* **TRY IT**
Below, find each line holding "Datetime" and state how many there are, using the number alone.

(EXERCISE MATERIALS)

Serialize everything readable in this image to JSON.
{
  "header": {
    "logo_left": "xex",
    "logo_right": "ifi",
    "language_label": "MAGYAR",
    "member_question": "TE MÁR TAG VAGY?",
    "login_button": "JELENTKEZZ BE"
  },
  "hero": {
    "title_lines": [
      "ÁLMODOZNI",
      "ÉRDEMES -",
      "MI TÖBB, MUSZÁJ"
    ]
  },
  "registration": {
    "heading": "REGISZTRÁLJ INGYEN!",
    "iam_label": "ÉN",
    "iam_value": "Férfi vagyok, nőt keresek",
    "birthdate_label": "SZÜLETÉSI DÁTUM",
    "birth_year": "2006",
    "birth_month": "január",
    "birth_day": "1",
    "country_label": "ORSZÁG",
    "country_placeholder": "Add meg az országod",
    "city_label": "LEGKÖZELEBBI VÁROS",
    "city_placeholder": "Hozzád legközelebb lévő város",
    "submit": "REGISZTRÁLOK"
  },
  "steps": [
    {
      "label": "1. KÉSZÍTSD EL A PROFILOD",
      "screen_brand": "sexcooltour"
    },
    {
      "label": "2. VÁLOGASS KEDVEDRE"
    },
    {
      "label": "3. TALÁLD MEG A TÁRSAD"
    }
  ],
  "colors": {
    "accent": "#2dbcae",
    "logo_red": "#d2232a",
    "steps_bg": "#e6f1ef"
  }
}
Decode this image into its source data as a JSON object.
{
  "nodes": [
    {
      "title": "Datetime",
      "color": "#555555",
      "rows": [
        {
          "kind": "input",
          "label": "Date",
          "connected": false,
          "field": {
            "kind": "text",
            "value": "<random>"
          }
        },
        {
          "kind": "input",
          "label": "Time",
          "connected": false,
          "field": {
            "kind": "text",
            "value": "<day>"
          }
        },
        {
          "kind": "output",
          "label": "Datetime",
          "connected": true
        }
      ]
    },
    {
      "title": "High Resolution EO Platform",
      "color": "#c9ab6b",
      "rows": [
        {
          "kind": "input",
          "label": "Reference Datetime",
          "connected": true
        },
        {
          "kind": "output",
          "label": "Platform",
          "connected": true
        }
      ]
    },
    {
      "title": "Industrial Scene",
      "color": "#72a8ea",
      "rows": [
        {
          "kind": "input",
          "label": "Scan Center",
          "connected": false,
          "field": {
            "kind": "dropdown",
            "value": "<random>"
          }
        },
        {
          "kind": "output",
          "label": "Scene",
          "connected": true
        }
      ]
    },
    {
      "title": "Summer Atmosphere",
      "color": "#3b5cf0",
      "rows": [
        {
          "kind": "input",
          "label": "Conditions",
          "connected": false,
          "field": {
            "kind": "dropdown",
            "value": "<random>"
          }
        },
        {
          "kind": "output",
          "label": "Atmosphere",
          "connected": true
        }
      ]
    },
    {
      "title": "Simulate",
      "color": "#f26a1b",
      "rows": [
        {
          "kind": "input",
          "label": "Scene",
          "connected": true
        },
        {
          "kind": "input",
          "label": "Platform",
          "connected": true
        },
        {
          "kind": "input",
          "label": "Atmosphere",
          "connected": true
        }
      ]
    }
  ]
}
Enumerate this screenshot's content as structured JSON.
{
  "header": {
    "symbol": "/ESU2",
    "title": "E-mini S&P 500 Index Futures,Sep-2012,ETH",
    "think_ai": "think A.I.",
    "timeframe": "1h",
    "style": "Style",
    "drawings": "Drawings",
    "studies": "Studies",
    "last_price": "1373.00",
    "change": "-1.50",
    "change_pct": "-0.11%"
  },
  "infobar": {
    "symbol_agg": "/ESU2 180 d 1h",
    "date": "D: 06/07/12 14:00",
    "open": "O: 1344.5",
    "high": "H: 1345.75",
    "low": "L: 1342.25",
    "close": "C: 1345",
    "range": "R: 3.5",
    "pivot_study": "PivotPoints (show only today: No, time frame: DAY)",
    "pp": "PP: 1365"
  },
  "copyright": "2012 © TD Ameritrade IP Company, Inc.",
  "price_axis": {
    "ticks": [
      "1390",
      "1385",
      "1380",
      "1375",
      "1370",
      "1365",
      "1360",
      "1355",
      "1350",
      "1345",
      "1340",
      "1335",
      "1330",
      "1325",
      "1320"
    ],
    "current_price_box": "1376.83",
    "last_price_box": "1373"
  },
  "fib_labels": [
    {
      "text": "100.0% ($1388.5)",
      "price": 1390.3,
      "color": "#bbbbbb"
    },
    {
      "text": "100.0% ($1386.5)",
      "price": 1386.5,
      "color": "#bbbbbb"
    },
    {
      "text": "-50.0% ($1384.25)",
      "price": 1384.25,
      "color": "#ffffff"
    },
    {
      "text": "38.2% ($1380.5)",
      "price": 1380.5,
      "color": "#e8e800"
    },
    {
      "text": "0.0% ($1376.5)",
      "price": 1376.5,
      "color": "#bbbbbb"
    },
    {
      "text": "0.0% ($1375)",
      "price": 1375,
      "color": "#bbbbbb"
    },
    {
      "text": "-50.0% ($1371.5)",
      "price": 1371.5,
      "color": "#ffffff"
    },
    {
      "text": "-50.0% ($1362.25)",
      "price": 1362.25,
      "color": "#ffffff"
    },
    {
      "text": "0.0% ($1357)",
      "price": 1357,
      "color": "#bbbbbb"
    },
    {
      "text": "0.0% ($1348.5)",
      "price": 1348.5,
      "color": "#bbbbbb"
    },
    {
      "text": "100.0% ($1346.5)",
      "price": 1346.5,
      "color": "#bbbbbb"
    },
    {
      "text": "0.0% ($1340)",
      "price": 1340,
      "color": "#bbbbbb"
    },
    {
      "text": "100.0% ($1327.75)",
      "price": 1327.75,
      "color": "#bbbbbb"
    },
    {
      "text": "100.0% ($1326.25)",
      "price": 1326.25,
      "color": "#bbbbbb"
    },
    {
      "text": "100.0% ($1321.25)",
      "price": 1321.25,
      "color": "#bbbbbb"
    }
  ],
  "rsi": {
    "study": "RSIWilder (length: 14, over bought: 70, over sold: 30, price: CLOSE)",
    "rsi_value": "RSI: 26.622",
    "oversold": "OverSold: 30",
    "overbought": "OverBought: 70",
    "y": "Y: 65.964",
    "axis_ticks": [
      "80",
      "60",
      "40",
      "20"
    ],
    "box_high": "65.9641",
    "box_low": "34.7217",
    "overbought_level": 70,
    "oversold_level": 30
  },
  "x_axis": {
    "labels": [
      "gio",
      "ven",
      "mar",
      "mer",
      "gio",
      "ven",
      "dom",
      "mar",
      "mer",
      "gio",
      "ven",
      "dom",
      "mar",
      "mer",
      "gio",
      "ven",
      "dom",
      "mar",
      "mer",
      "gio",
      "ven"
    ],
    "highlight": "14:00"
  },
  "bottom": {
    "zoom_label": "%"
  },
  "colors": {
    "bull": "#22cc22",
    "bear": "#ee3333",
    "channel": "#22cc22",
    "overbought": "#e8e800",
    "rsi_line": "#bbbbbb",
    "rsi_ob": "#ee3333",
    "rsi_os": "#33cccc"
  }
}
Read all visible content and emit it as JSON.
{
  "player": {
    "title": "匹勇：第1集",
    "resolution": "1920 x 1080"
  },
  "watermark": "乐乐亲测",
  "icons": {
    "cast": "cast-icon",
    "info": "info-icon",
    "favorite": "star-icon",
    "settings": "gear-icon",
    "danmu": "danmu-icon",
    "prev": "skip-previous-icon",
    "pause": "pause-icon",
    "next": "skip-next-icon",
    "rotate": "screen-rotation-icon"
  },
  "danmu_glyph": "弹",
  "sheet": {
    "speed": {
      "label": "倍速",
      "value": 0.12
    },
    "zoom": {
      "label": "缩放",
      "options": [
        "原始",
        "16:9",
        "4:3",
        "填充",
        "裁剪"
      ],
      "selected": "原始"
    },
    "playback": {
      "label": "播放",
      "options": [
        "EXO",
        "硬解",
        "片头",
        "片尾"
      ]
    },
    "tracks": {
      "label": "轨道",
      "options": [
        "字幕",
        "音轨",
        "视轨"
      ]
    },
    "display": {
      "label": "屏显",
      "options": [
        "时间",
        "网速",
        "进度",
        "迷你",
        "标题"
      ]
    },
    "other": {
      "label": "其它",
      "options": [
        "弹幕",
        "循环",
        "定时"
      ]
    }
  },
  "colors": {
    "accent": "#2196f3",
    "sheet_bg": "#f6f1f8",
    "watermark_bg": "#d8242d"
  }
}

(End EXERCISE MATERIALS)

* **RESPONSE TO THIS TASK**
3